One of the reasons fast.ai's "Practical Deep Learning for Coders" is such a great resource is that its teacher, prolific programmer Jeremy Howard, knows how to design a course for self-directed learners.
The course tries out a few innovative pedagogic techniques Howard has come across while homeschooling his child, one of which is to drop the learners into the deep end in the first lesson, walking us through fine-tuning a ResNet image classification model in a Colab notebook before explaining how any of it worked at all. Pretty cool.
I started up a Quarto blog per Howard's recommendations early in the course.

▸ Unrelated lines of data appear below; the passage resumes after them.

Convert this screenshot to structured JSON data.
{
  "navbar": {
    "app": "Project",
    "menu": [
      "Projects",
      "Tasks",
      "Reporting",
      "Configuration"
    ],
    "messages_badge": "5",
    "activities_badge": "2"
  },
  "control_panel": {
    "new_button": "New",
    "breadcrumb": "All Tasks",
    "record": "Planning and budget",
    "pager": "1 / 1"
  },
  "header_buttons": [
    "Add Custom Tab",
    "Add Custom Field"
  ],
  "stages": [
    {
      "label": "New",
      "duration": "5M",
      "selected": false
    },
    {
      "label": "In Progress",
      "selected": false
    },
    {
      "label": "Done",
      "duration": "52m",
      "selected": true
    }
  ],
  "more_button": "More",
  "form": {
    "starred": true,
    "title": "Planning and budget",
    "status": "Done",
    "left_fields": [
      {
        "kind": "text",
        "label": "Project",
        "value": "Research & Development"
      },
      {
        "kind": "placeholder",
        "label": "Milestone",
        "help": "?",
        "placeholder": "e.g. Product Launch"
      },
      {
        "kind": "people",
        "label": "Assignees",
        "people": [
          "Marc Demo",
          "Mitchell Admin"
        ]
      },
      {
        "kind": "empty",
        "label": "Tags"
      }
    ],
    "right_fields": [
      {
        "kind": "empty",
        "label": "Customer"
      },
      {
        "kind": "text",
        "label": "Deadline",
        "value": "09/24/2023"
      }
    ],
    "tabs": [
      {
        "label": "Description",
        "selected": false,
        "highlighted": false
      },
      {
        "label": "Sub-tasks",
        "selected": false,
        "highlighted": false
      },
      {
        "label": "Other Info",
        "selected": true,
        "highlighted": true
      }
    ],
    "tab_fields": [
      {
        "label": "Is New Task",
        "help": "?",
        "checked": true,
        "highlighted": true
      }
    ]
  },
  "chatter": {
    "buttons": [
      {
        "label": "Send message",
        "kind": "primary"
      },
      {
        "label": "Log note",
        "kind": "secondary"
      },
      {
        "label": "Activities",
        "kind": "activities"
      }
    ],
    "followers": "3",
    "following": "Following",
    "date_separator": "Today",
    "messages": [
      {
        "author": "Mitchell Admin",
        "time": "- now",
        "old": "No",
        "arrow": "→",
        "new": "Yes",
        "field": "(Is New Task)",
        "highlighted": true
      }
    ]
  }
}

I didn't end up writing posts for every lesson I did, but I did manage to make a fun little project out of fine-tuning GPT-3 with the entire corpus of William Gibson's Neuromancer, which is included in the blog.
I am glad I hung on till the end though, because one of his last lectures concerned recommendation systems and the crucial technique of cosine similarity search, which came in handy for later projects, such as the GPT-4 Spaced Repetition Experiments which used similarity search to inject relevant passages from the lecture transcripts in a "flashcard-refining" prompt.